## What the task requires
Set down the data again word for word. Skip any pictures.

*** Task inputs Section Begins ***

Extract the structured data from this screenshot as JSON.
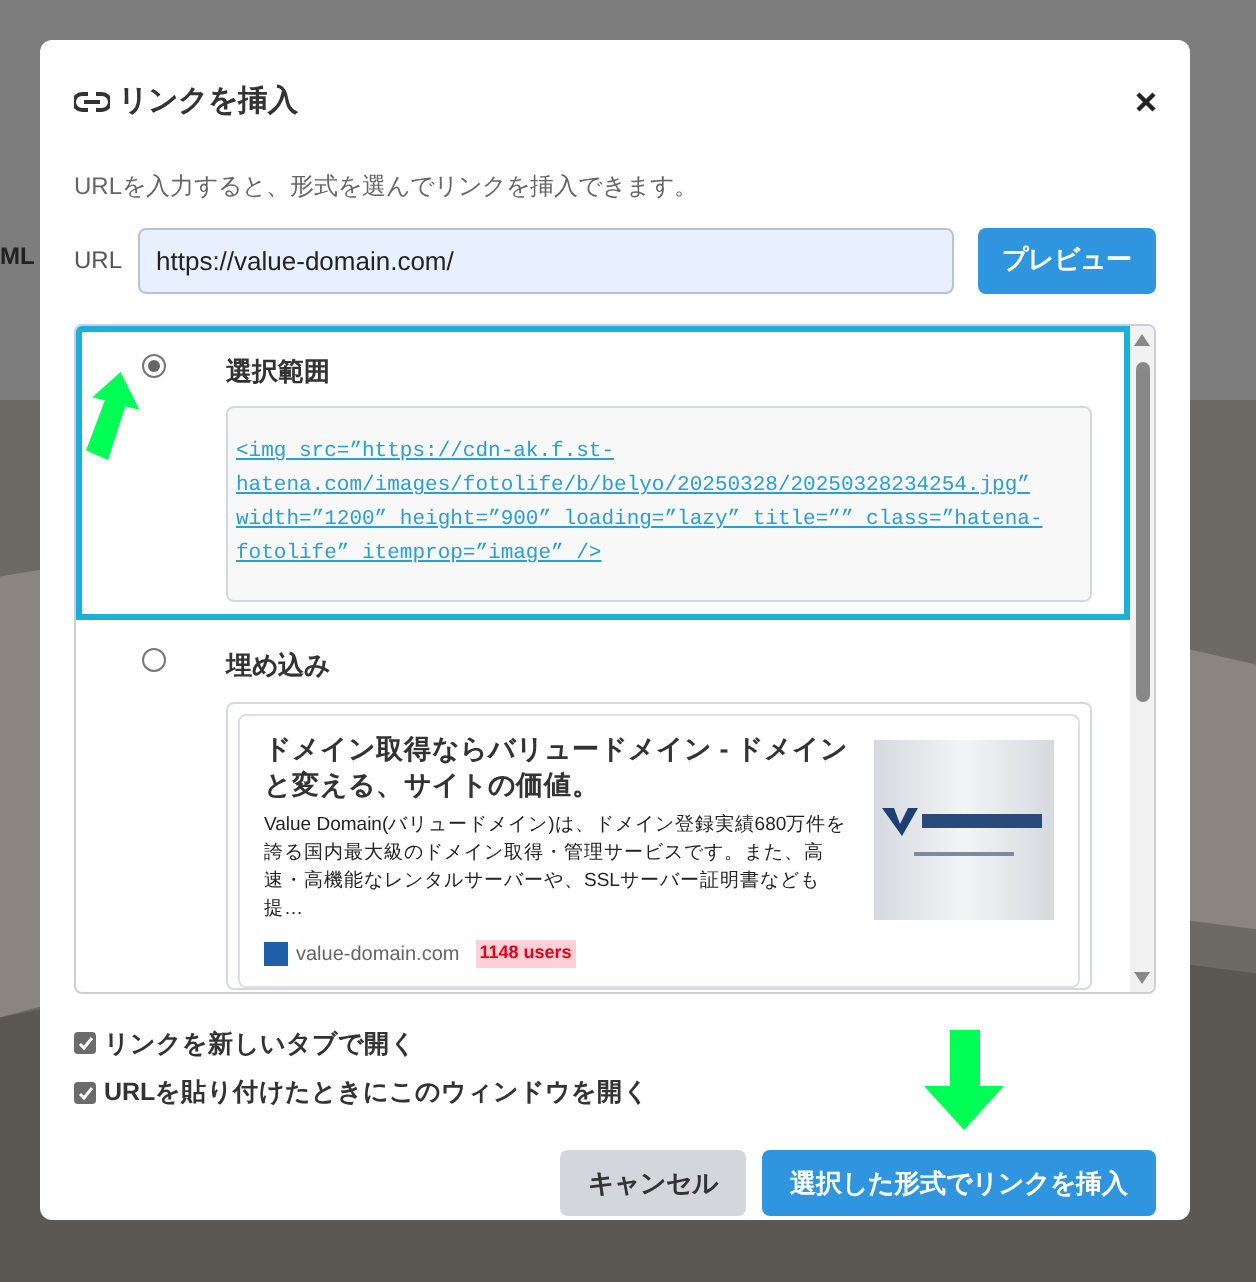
{
  "background": {
    "text": "ML"
  },
  "dialog": {
    "title": "リンクを挿入",
    "description": "URLを入力すると、形式を選んでリンクを挿入できます。",
    "url_label": "URL",
    "url_value": "https://value-domain.com/",
    "preview_button": "プレビュー",
    "options": [
      {
        "kind": "code",
        "label": "選択範囲",
        "selected": true,
        "code": "<img src=”https://cdn-ak.f.st-hatena.com/images/fotolife/b/belyo/20250328/20250328234254.jpg” width=”1200” height=”900” loading=”lazy” title=”” class=”hatena-fotolife” itemprop=”image” />"
      },
      {
        "kind": "embed",
        "label": "埋め込み",
        "selected": false,
        "embed": {
          "title": "ドメイン取得ならバリュードメイン - ドメインと変える、サイトの価値。",
          "description": "Value Domain(バリュードメイン)は、ドメイン登録実績680万件を誇る国内最大級のドメイン取得・管理サービスです。また、高速・高機能なレンタルサーバーや、SSLサーバー証明書なども提…",
          "site": "value-domain.com",
          "users": "1148 users"
        }
      }
    ],
    "checkboxes": [
      {
        "label": "リンクを新しいタブで開く",
        "checked": true
      },
      {
        "label": "URLを貼り付けたときにこのウィンドウを開く",
        "checked": true
      }
    ],
    "buttons": [
      {
        "kind": "secondary",
        "label": "キャンセル"
      },
      {
        "kind": "primary",
        "label": "選択した形式でリンクを挿入"
      }
    ]
  }
}
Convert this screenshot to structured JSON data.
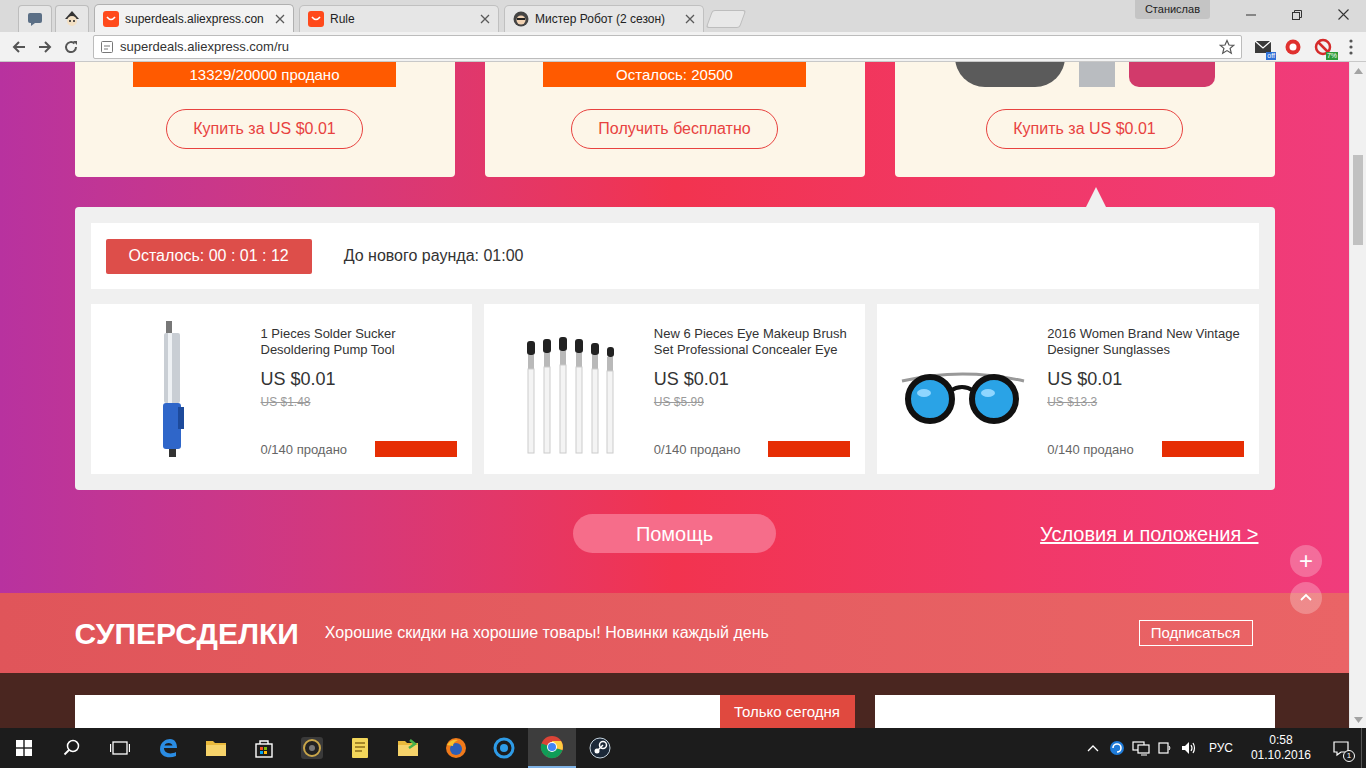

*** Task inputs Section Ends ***

## Your response
Extract the structured data from this screenshot as JSON.
{
  "background": {
    "text": "ML"
  },
  "dialog": {
    "title": "リンクを挿入",
    "description": "URLを入力すると、形式を選んでリンクを挿入できます。",
    "url_label": "URL",
    "url_value": "https://value-domain.com/",
    "preview_button": "プレビュー",
    "options": [
      {
        "kind": "code",
        "label": "選択範囲",
        "selected": true,
        "code": "<img src=”https://cdn-ak.f.st-hatena.com/images/fotolife/b/belyo/20250328/20250328234254.jpg” width=”1200” height=”900” loading=”lazy” title=”” class=”hatena-fotolife” itemprop=”image” />"
      },
      {
        "kind": "embed",
        "label": "埋め込み",
        "selected": false,
        "embed": {
          "title": "ドメイン取得ならバリュードメイン - ドメインと変える、サイトの価値。",
          "description": "Value Domain(バリュードメイン)は、ドメイン登録実績680万件を誇る国内最大級のドメイン取得・管理サービスです。また、高速・高機能なレンタルサーバーや、SSLサーバー証明書なども提…",
          "site": "value-domain.com",
          "users": "1148 users"
        }
      }
    ],
    "checkboxes": [
      {
        "label": "リンクを新しいタブで開く",
        "checked": true
      },
      {
        "label": "URLを貼り付けたときにこのウィンドウを開く",
        "checked": true
      }
    ],
    "buttons": [
      {
        "kind": "secondary",
        "label": "キャンセル"
      },
      {
        "kind": "primary",
        "label": "選択した形式でリンクを挿入"
      }
    ]
  }
}
Convert this screenshot to structured JSON data.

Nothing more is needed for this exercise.